Large technology companies are working hard to create their own metaverses and are not going to stop. However, regardless of whose version of the metaverse eventually wins, when this happens, the new environment will bring with it new privacy and security issues. It is possible that the cyber threats that humanity has been fighting for decades will only worsen with the advent of the metaverse.
Do not forget that the modern Internet is based on the so-called surveillance capitalism or surveillance capitalism. That is, the ability to monitor the activity of users on the Internet, analyze them, collect information about them and their preferences is at the heart of the business model of almost all major technology companies.
Another problem that will not go away with the arrival of the metaverse is software vulnerabilities that developers do not have time to properly fix, since it is more profitable for companies to bring the product to market as soon as possible, and the protection of user data goes by the wayside. As a result, widespread leaks are becoming so commonplace that users have no choice but to continue using the companies’ products.
At the same time, scammers will not disappear either. Phishing attacks or ransomware attacks, whatever it is, the police can rarely find the culprit, and if they can, the criminals will quickly “retrain”, or it will turn out that they work for the government at all.
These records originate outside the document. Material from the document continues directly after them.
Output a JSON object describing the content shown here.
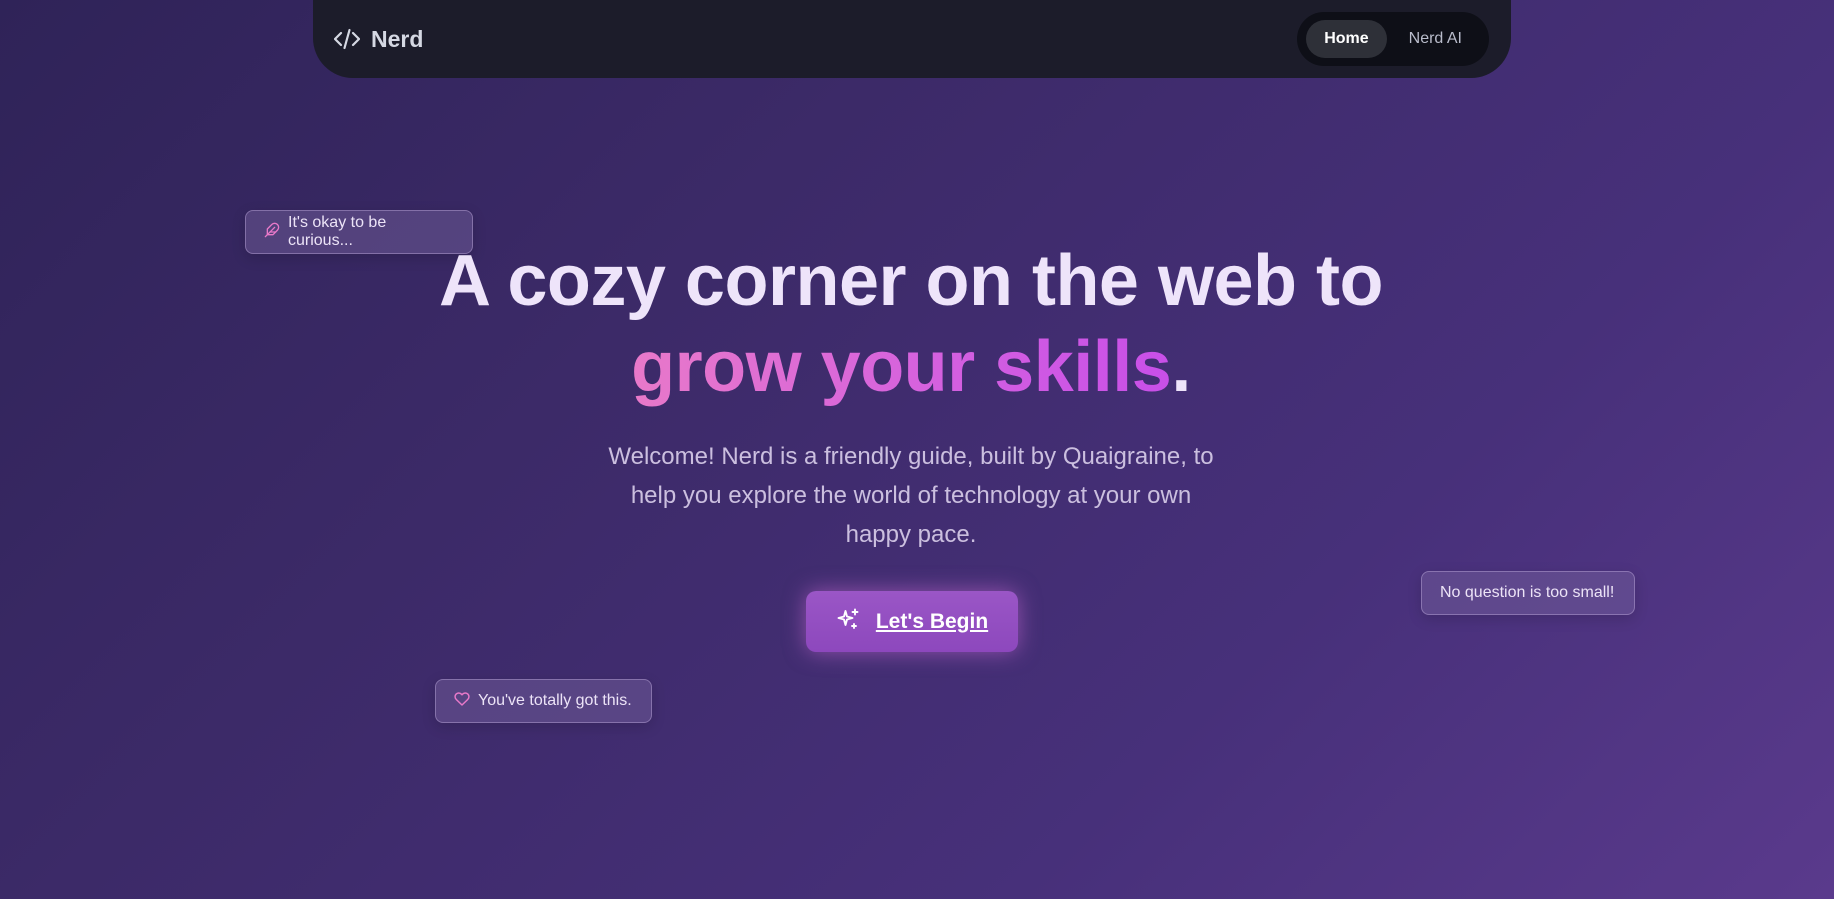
{
  "nav": {
    "brand": "Nerd",
    "brand_icon": "code-icon",
    "items": [
      {
        "label": "Home",
        "active": true
      },
      {
        "label": "Nerd AI",
        "active": false
      }
    ]
  },
  "chips": {
    "curious": {
      "text": "It's okay to be curious...",
      "icon": "feather-icon"
    },
    "question": {
      "text": "No question is too small!"
    },
    "gotthis": {
      "text": "You've totally got this.",
      "icon": "heart-icon"
    }
  },
  "hero": {
    "title_line1": "A cozy corner on the web to",
    "title_highlight": "grow your skills",
    "title_end": ".",
    "subtitle": "Welcome! Nerd is a friendly guide, built by Quaigraine, to help you explore the world of technology at your own happy pace.",
    "cta_label": "Let's Begin",
    "cta_icon": "sparkles-icon"
  },
  "colors": {
    "accent_pink": "#e879c9",
    "accent_purple": "#c84fe8",
    "navbar_bg": "#1c1c2a",
    "cta_bg": "#9a56c6"
  }
}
In both cases, it is extremely difficult to bring them to justice.
Large technology companies already know so much about people thanks only to the sites they visit. How much information will tech giants be able to collect when they have the opportunity to record almost everything that the user’s gaze stops at. This in itself is bad, but even worse is that the collected data tends to leak.
“The problems of the past and present Internet, identity theft, identity theft, social engineering, state espionage, inevitable vulnerabilities, all this will remain with us in the metaverse,” said Charlie Bell, executive vice president for security, compliance, identity and governance at Microsoft.
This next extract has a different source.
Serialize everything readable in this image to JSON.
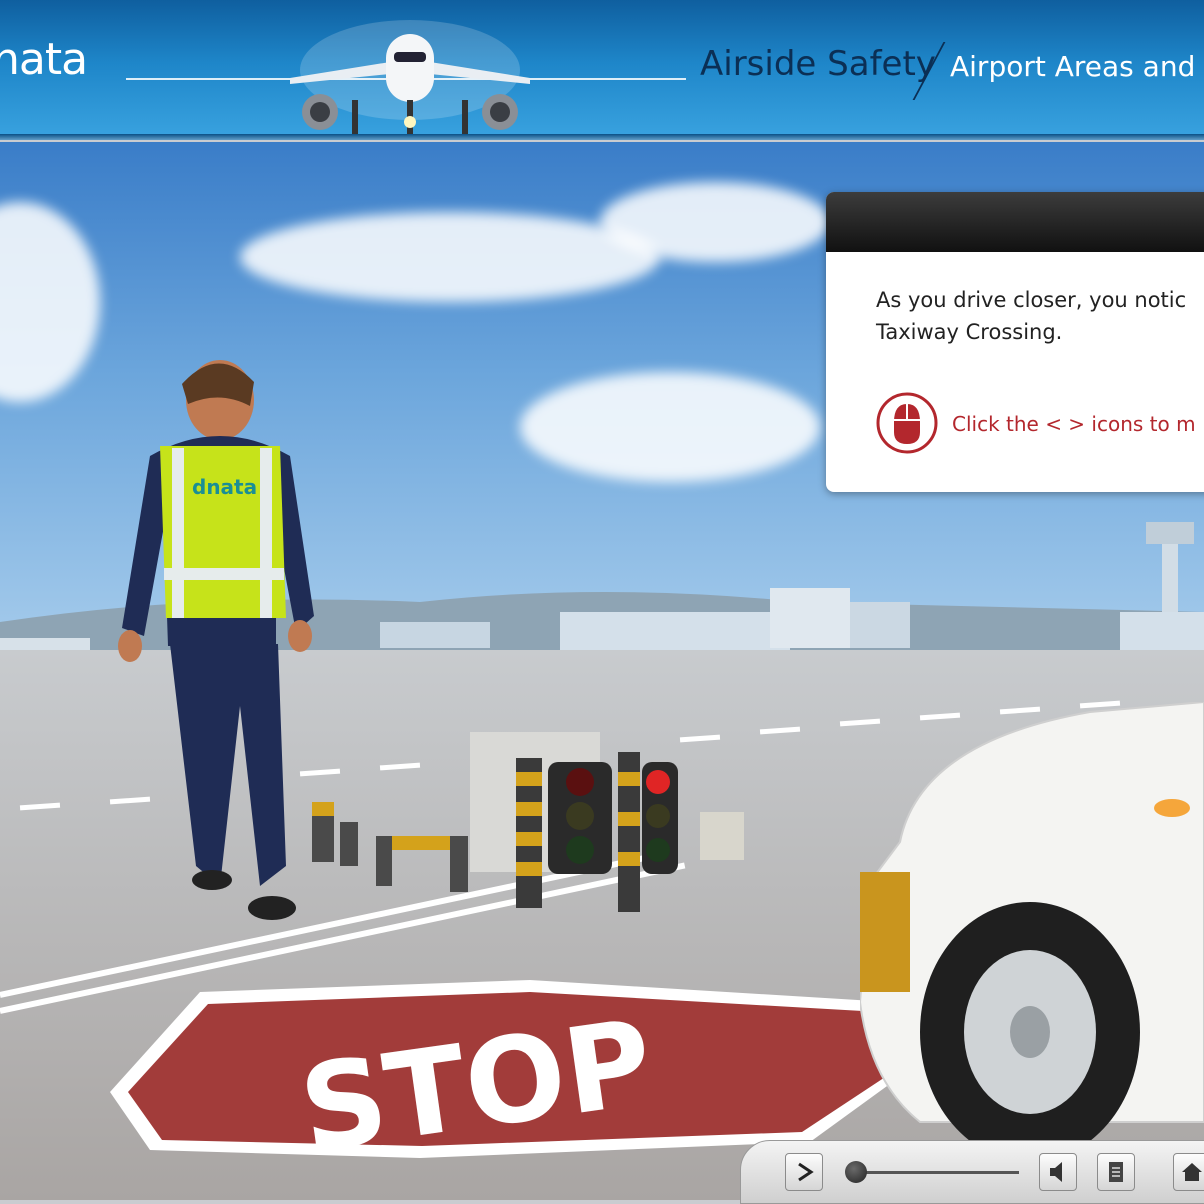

And this is just the beginning. There will be other risks associated with the physical representation of users in the virtual world.
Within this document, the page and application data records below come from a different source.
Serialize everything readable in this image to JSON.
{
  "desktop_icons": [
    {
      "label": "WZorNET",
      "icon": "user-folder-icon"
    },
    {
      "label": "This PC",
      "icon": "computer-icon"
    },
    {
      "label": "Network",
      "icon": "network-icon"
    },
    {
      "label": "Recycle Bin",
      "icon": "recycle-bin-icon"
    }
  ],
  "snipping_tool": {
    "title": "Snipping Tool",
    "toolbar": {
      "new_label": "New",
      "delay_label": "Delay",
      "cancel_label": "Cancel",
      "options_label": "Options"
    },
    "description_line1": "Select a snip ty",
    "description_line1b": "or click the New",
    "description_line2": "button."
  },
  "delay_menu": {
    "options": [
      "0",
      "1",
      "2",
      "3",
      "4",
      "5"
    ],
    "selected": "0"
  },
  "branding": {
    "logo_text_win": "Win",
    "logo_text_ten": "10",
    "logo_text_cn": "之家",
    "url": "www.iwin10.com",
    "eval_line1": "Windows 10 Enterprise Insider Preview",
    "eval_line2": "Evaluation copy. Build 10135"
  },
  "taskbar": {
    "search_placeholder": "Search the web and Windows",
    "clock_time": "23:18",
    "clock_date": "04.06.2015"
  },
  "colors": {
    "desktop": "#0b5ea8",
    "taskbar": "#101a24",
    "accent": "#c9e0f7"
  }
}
However, if you think about it, the metaverse will make all these threats much more obvious, and as a result, technology companies will be forced to fix problems, including those that have been turned a blind eye for a long time.